[[ Data, beginning ]]
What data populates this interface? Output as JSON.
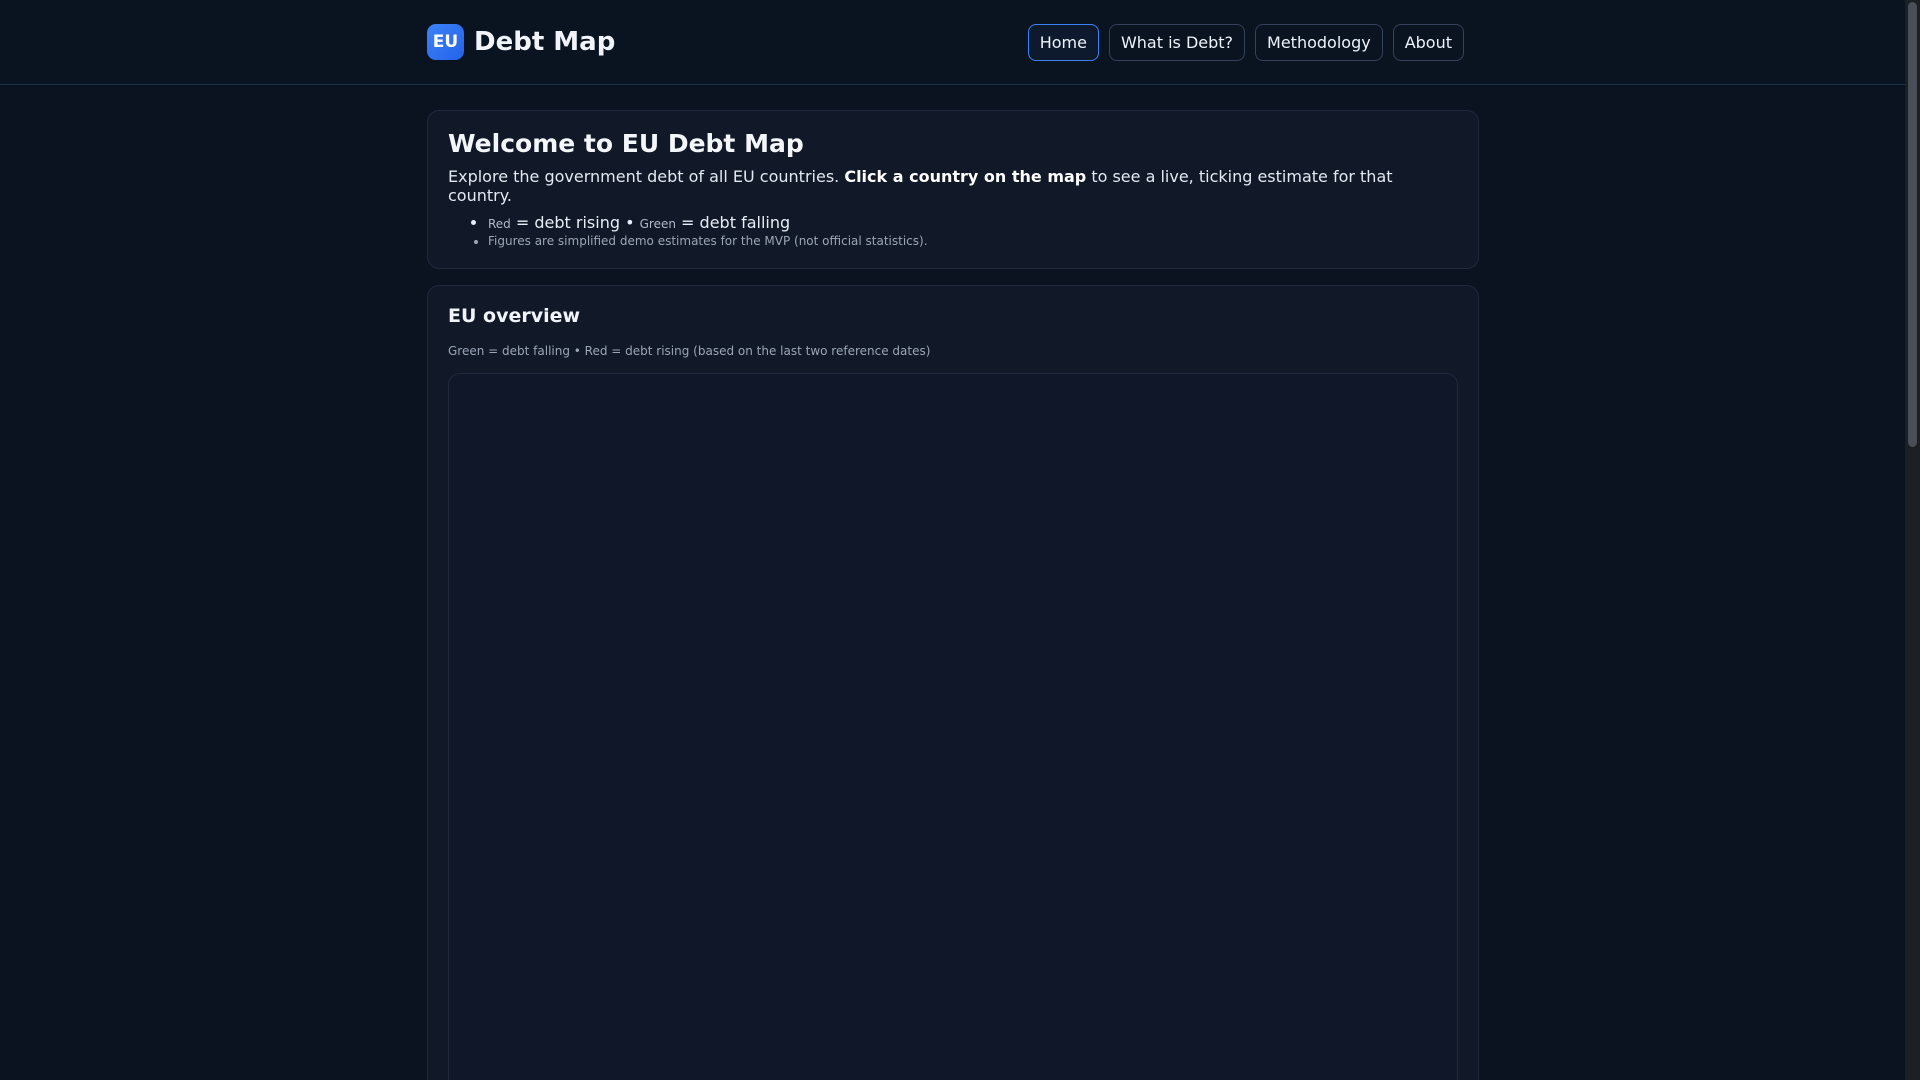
{
  "header": {
    "badge": "EU",
    "title": "Debt Map",
    "nav": [
      "Home",
      "What is Debt?",
      "Methodology",
      "About"
    ],
    "active_nav": "Home"
  },
  "welcome": {
    "title": "Welcome to EU Debt Map",
    "text_before": "Explore the government debt of all EU countries. ",
    "text_bold": "Click a country on the map",
    "text_after": " to see a live, ticking estimate for that country.",
    "legend_red_word": "Red",
    "legend_red_text": " = debt rising • ",
    "legend_green_word": "Green",
    "legend_green_text": " = debt falling",
    "note": "Figures are simplified demo estimates for the MVP (not official statistics)."
  },
  "overview": {
    "title": "EU overview",
    "subtitle": "Green = debt falling • Red = debt rising (based on the last two reference dates)"
  },
  "colors": {
    "background": "#0b1220",
    "card": "#111827",
    "accent": "#3b82f6"
  }
}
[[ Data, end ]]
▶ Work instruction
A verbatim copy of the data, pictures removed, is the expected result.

▶ Response to this task
What data populates this interface? Output as JSON.
{
  "header": {
    "badge": "EU",
    "title": "Debt Map",
    "nav": [
      "Home",
      "What is Debt?",
      "Methodology",
      "About"
    ],
    "active_nav": "Home"
  },
  "welcome": {
    "title": "Welcome to EU Debt Map",
    "text_before": "Explore the government debt of all EU countries. ",
    "text_bold": "Click a country on the map",
    "text_after": " to see a live, ticking estimate for that country.",
    "legend_red_word": "Red",
    "legend_red_text": " = debt rising • ",
    "legend_green_word": "Green",
    "legend_green_text": " = debt falling",
    "note": "Figures are simplified demo estimates for the MVP (not official statistics)."
  },
  "overview": {
    "title": "EU overview",
    "subtitle": "Green = debt falling • Red = debt rising (based on the last two reference dates)"
  },
  "colors": {
    "background": "#0b1220",
    "card": "#111827",
    "accent": "#3b82f6"
  }
}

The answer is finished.